_INSTRUCTIONS TO FOLLOW_
Nothing is to be altered; the data must be repeated exactly.

[Dataset rows for apps and sites]
※ ※ ※
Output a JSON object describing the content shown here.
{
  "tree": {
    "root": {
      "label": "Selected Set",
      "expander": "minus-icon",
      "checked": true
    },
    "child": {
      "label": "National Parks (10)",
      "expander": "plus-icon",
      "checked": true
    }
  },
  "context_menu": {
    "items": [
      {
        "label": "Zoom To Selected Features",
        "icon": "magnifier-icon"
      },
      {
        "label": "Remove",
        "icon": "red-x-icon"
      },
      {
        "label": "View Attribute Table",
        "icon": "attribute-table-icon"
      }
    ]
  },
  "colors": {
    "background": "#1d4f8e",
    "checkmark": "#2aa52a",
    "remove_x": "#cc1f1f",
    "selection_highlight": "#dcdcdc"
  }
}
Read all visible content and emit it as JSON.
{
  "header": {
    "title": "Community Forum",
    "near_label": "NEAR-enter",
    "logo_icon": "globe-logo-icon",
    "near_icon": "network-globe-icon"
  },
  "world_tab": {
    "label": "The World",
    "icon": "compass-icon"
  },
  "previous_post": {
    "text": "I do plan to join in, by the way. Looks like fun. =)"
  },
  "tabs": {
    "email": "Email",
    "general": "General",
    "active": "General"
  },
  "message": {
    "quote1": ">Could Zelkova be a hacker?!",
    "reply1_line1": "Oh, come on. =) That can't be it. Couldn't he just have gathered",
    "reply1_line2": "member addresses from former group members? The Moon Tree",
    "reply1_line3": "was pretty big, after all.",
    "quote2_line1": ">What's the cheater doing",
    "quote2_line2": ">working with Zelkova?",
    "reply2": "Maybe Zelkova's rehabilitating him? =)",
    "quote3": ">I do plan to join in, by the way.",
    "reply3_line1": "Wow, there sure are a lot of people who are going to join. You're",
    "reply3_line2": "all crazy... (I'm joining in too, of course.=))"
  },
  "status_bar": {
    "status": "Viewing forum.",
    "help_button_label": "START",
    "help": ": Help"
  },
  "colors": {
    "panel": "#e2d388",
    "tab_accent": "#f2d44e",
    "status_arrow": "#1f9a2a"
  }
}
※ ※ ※
_RESULT OF THE TASK_
Output a JSON object describing the content shown here.
{
  "tree": {
    "root": {
      "label": "Selected Set",
      "expander": "minus-icon",
      "checked": true
    },
    "child": {
      "label": "National Parks (10)",
      "expander": "plus-icon",
      "checked": true
    }
  },
  "context_menu": {
    "items": [
      {
        "label": "Zoom To Selected Features",
        "icon": "magnifier-icon"
      },
      {
        "label": "Remove",
        "icon": "red-x-icon"
      },
      {
        "label": "View Attribute Table",
        "icon": "attribute-table-icon"
      }
    ]
  },
  "colors": {
    "background": "#1d4f8e",
    "checkmark": "#2aa52a",
    "remove_x": "#cc1f1f",
    "selection_highlight": "#dcdcdc"
  }
}
Read all visible content and emit it as JSON.
{
  "header": {
    "title": "Community Forum",
    "near_label": "NEAR-enter",
    "logo_icon": "globe-logo-icon",
    "near_icon": "network-globe-icon"
  },
  "world_tab": {
    "label": "The World",
    "icon": "compass-icon"
  },
  "previous_post": {
    "text": "I do plan to join in, by the way. Looks like fun. =)"
  },
  "tabs": {
    "email": "Email",
    "general": "General",
    "active": "General"
  },
  "message": {
    "quote1": ">Could Zelkova be a hacker?!",
    "reply1_line1": "Oh, come on. =) That can't be it. Couldn't he just have gathered",
    "reply1_line2": "member addresses from former group members? The Moon Tree",
    "reply1_line3": "was pretty big, after all.",
    "quote2_line1": ">What's the cheater doing",
    "quote2_line2": ">working with Zelkova?",
    "reply2": "Maybe Zelkova's rehabilitating him? =)",
    "quote3": ">I do plan to join in, by the way.",
    "reply3_line1": "Wow, there sure are a lot of people who are going to join. You're",
    "reply3_line2": "all crazy... (I'm joining in too, of course.=))"
  },
  "status_bar": {
    "status": "Viewing forum.",
    "help_button_label": "START",
    "help": ": Help"
  },
  "colors": {
    "panel": "#e2d388",
    "tab_accent": "#f2d44e",
    "status_arrow": "#1f9a2a"
  }
}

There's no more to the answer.